RICHMOND, Va. - Governor Ralph Northam invites Virginia students, educators and families to participate in the second annual Black History Month Historical Marker Contest.
Last year on Juneteenth, Northam announced 20 newly approved state historical highway markers addressing topics of national, state, and regional significance to African American history in the Commonwealth.
Ten of the markers were submitted by Virginia students through Northam’s inaugural Black History Month Historical Marker Contest, and included civil rights pioneer Barbara Rose Johns, entrepreneur Maggie Lena Walker, Sergeant William H. Carney and NASA mathematician Katherine Johnson.
“This contest is a new Virginia tradition, and one of many ways we are working to tell a more accurate and comprehensive story of our shared past,” said Northam. “Historical markers are a unique and visible way to educate the public about our history, and we need to do a better job of recognizing Black Virginians who have played prominent roles in areas like improving education, championing equal justice, deepening faith communities, and advancing science, technology, and medicine throughout our history. I remain committed elevating initiatives like this one that help make our Commonwealth a more just, compassionate, and culturally rich place to live, work, visit, and learn.”
The contest web page includes a lesson plan and classroom activity guide developed by Chief Diversity Officer Dr. Janice Underwood, to help teachers and administrators navigate these discussions.
The contest begins on Monday and suggested historical markers must be submitted by Monday, March 15.
Submissions should include:
- Name of Student
- Name of Teacher
- Name of School
- Name of School Division
- Suggested Name of Marker (Person, Group, Event, or Place)
- Dates of Significance (Dates of birth and death if an individual, or date of event. This field is optional.)
- Description of Marker (3-5 sentences)
- Suggested Location for Marker
The Department of Historical Resources will review all submissions and will select the top five, after consulting with Northam and members of his Cabinet.
Virginia’s Historical Highway Marker Program began in 1927 with installation of the first markers along U.S. Route 1 and is considered the oldest such program in the nation.
Virginia has erected more than 2,600 markers along its roadways, but as of January 2020, only 350 markers honored African Americans.
The program is managed by the Virginia Department of Transportation and the Department of Historic Resources. The signs are known for their black lettering against a silver background and their distinctive shape.

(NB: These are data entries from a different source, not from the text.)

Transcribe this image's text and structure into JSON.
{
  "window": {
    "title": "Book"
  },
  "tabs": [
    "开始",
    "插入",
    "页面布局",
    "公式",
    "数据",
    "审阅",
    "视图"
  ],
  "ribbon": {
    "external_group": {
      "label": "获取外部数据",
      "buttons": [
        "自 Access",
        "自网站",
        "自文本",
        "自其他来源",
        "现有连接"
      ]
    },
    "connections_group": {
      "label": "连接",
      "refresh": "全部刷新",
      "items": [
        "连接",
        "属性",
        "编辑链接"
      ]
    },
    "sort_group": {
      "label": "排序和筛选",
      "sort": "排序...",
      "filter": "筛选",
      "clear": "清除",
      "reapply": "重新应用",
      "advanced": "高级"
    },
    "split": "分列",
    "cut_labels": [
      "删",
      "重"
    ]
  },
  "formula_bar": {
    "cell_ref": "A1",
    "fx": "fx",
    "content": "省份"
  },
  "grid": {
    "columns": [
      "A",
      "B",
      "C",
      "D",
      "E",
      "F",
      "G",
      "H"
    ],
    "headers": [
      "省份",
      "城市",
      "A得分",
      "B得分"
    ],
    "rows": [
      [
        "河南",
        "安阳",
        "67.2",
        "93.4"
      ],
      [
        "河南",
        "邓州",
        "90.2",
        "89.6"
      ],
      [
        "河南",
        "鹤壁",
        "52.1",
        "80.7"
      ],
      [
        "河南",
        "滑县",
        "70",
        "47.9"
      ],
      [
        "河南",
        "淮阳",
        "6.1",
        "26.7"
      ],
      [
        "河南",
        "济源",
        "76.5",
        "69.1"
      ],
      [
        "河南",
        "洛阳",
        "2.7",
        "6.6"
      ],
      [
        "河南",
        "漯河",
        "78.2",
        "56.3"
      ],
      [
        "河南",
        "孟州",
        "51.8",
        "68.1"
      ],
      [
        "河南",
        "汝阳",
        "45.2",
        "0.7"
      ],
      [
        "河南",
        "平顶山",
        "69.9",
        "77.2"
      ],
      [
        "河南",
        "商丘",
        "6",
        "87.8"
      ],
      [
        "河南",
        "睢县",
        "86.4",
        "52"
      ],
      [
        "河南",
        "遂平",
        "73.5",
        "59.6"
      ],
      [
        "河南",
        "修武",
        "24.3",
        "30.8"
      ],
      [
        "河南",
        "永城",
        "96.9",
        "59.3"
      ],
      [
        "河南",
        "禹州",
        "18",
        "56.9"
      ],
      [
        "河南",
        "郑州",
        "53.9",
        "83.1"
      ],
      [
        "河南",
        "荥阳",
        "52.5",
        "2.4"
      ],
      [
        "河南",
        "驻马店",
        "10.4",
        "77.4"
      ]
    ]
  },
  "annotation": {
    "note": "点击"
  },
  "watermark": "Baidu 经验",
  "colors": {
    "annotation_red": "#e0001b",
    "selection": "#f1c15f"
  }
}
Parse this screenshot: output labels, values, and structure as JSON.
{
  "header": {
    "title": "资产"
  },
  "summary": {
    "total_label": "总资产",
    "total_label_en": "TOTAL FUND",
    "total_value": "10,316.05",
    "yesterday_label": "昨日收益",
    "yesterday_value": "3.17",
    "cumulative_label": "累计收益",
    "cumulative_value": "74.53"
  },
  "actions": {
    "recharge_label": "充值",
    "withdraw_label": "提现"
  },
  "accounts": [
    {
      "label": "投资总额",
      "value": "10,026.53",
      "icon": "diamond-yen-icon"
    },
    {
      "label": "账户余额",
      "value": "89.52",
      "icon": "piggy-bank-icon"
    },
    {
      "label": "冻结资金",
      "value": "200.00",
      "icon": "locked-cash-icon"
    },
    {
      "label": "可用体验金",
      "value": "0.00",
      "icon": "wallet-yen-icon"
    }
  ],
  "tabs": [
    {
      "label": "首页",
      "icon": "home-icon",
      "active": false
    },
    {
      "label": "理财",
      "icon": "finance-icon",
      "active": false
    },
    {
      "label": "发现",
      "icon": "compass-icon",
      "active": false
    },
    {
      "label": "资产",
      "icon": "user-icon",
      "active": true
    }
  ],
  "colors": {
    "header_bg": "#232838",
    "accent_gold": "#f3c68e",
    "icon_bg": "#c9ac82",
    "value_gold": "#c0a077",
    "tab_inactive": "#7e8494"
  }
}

“These markers bring Virginia history to a large audience, including people who may not have another occasion to learn about Virginia history,” said Secretary of Natural Resources Matthew J. Strickler. “Virginia’s markers bear the state seal, so they should provide a clear indication of our values. This annual contest helps ensure Virginia’s historical markers more equitably represent Virginia’s diversity.”
The initiative gives Virginians opportunities to learn about African Americans who have made important contributions to Virginia history, provides teachers with resources to guide history discussions and includes a contest where students can submit ideas for new historical markers to the Department of Historical Resources.
“I liked the contest because I got to learn about amazing people who inspire me to be a better kid and make a difference in my community,” said Javier Rodriguez-Aragon, a fifth grader in Fairfax County Public Schools. “Last year, I nominated William H. Carney and Barbara Johns for Virginia historical markers so that more people can learn their stories and be inspired.”
For more information on how to submit, click here.